§ Exercise material
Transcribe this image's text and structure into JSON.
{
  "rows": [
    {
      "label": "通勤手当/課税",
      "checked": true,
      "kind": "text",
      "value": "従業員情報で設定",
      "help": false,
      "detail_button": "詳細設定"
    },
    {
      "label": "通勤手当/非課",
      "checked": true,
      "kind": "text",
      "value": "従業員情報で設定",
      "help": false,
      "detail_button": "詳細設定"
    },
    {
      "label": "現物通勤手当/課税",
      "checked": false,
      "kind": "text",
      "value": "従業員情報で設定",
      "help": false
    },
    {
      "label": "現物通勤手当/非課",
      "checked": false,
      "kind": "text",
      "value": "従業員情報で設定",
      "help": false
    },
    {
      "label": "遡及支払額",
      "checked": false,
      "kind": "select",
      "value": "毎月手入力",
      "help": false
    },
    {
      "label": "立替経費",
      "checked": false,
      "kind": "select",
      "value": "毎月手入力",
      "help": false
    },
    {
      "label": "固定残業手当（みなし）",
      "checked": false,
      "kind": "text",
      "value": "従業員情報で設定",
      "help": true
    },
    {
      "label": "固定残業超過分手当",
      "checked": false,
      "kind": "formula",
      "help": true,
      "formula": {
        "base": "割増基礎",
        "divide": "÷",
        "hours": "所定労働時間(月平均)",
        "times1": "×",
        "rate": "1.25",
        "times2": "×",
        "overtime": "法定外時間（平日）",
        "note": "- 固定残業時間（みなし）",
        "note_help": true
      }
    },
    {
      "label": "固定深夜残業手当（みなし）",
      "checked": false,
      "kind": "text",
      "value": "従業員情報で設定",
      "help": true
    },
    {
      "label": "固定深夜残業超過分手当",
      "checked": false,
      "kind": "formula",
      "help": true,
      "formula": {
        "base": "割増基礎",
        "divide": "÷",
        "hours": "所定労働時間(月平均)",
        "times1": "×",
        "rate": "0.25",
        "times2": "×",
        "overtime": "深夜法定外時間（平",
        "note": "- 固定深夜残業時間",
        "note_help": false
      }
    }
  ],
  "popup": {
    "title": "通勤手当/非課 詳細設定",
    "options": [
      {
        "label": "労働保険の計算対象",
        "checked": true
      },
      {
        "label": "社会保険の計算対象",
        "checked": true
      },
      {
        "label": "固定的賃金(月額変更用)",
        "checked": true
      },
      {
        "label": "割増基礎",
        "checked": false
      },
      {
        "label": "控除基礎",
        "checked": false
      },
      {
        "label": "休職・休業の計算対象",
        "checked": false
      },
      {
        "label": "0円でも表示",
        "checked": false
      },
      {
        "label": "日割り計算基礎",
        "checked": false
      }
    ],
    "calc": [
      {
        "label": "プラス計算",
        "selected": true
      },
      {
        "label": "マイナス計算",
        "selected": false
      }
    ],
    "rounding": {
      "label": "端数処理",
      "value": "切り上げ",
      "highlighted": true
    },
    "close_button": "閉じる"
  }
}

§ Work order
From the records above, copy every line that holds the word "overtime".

§ Task solution
        "overtime": "法定外時間（平日）",
        "overtime": "深夜法定外時間（平",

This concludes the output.